It made me ask the following question: Why hasn’t someone created a single place on my computer that hold “form data”. The app would keep my name, address, phone numbers, etc that I want to be public and that will auto-load to any web site and form that I want to fill out. Seems simple to me since most web based forms use the same language. I suspect that the real problem is not with the technology, it’s a lack of imagination.

I believe that the simpler the idea the harder it is to sell because:

The business schools reward difficult complex behavior more than simple behavior, but simple behavior is more effective.
Warren Buffett

Tuesday, March 11, 2008

Stateless Corporations

An article at talked about American companies that by establish bogus headquarters in the Cayman Islands and in other nations, are avoiding paying their share of federal taxes, according to the Senate Finance Committee, which requested that Government Accountability Office investigators visit the Caribbean islands.

This is the tip of the iceberg, and a natural result of globalization. The eventual end result will be “stateless” corporations with no geographic roots. When companies had a national identity they drew their management primarily from citizens where their headquarters were located. The managers brought their cultural ethics with them, one result was that the corporation was seen as and thought of it self as part of the community.

We’ve already seen that as corporations think more globally they have been less concerned with the local impact of their decisions. After all, that location is a small part of their overall operation. What will the results be when the headquarters and managers stop thinking of themselves as “locals” and have no connection to the place where the company and they reside?

Monday, March 3, 2008

Amazing stuff!

One of the big elements in science fiction is thought control of your computer. That is, just think what you want the computer to do and it “reads your mind”.

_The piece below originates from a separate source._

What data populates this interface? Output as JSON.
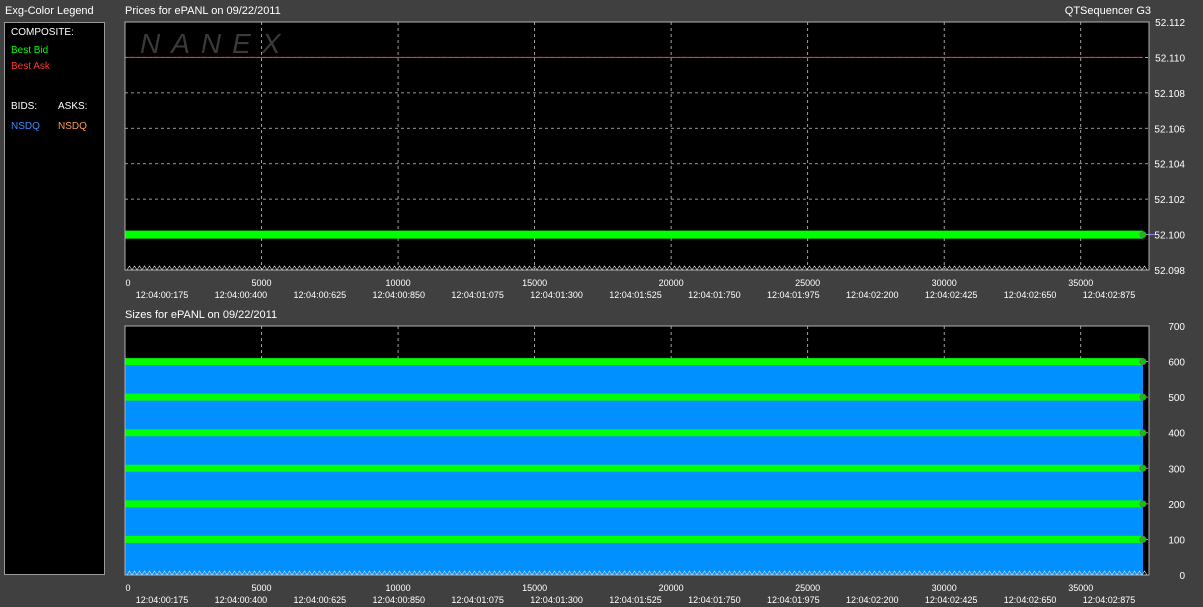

It looks like the first step is here, check out this article at Wired Magazine on line.

While the control is rudimentary at best, it truly looks like the first step.